Our favorite grouchy girl died today

Today is a sad day, because it is the day Grumpy Cat died. Also known as my personal favorite feline celebrity, Grumpy Cat died from complications following a urinary tract infection. The super relatable cat—real name, Tardar Sauce—was only seven years old.

Grumpy Cat was first introduced to the world in 2011, back when LOLcats were everywhere. Grumpy Cat's downturned face (the result of feline dwarfism, according to her owners) was the subject of a huge amount of memes—she was even the 2013 Meme of the Year at the Webby Awards—and was the subject of her own Lifetime movie, in which she was voiced by the Grumpy Cat of actresses, Aubrey Plaza. But, though we loved her for the memes, we loved her even more because we related to her mood.

Grumpy Cat was so relatable because, like us, she was completely over everyone's bullshit. Unlike us, Grumpy Cat didn't hide her feelings with a smile. And while that was because Grumpy Cat literally couldn't do that, we like to think that she also just didn't want to do the emotional labor. Which is why, in honor of Grumpy Cat, have the courage to roll your eyes at someone today, instead of forcing a fake grin. And just think about how Grumpy Cat's probably frowning at us from some sort of kitty afterlife, utterly annoyed that everyone is mourning her death.

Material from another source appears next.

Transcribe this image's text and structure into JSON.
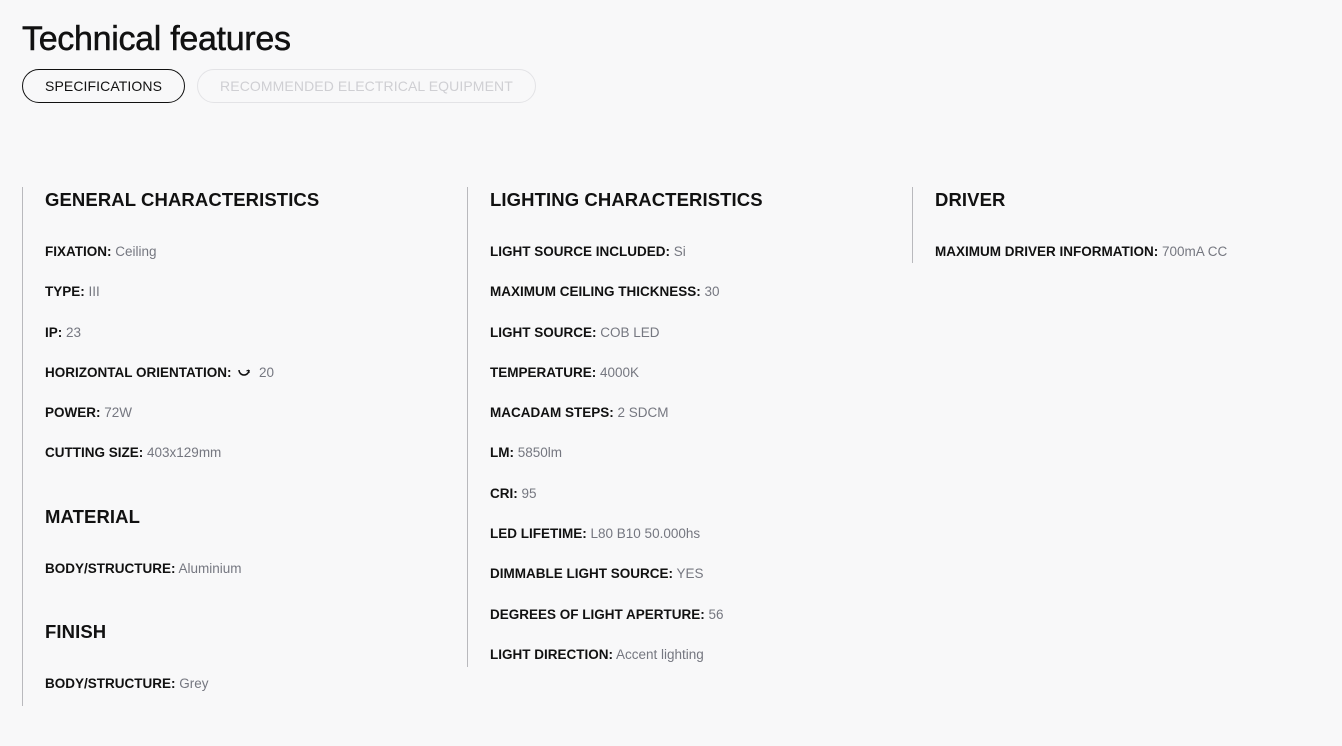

Screenshot via YouTube

And I need to see the rest ASAP

As excited as we already are for Olivia Wilde's directorial debut, Booksmart, to hit theaters next week, we just got even more desperate to see it. Why? Well, the first six minutes of the film were just released, and every minute is incredible.

The film opens on Molly (Beanie Feldstein) meditating and listening to a motivational tape telling her she's better than everyone else, and to "fuck those losers." Her room is decorated with pictures of Michelle Obama and RBG, so we know her head is in the right place. We learn she's the class president when she arrives at school with her best friend, Amy (Kaitlyn Dever).

It's there that we get a glimpse of the social hierarchy in which Molly and Amy exist—but somewhere down near the bottom, way below the popular kids, the theater nerds, the stoners, and even the annoying class clown.

The film officially hits theaters on May 23, but Annapurna Pictures is holding advanced screenings across the country today, May 17—we're actually holding two of them! So, if you're in L.A. or New York, check them out.

But also, you can watch the first six minutes of the film, below, and prepare yourself to watch the whole movie in a week.

BOOKSMART | Uncut First 6 Minutes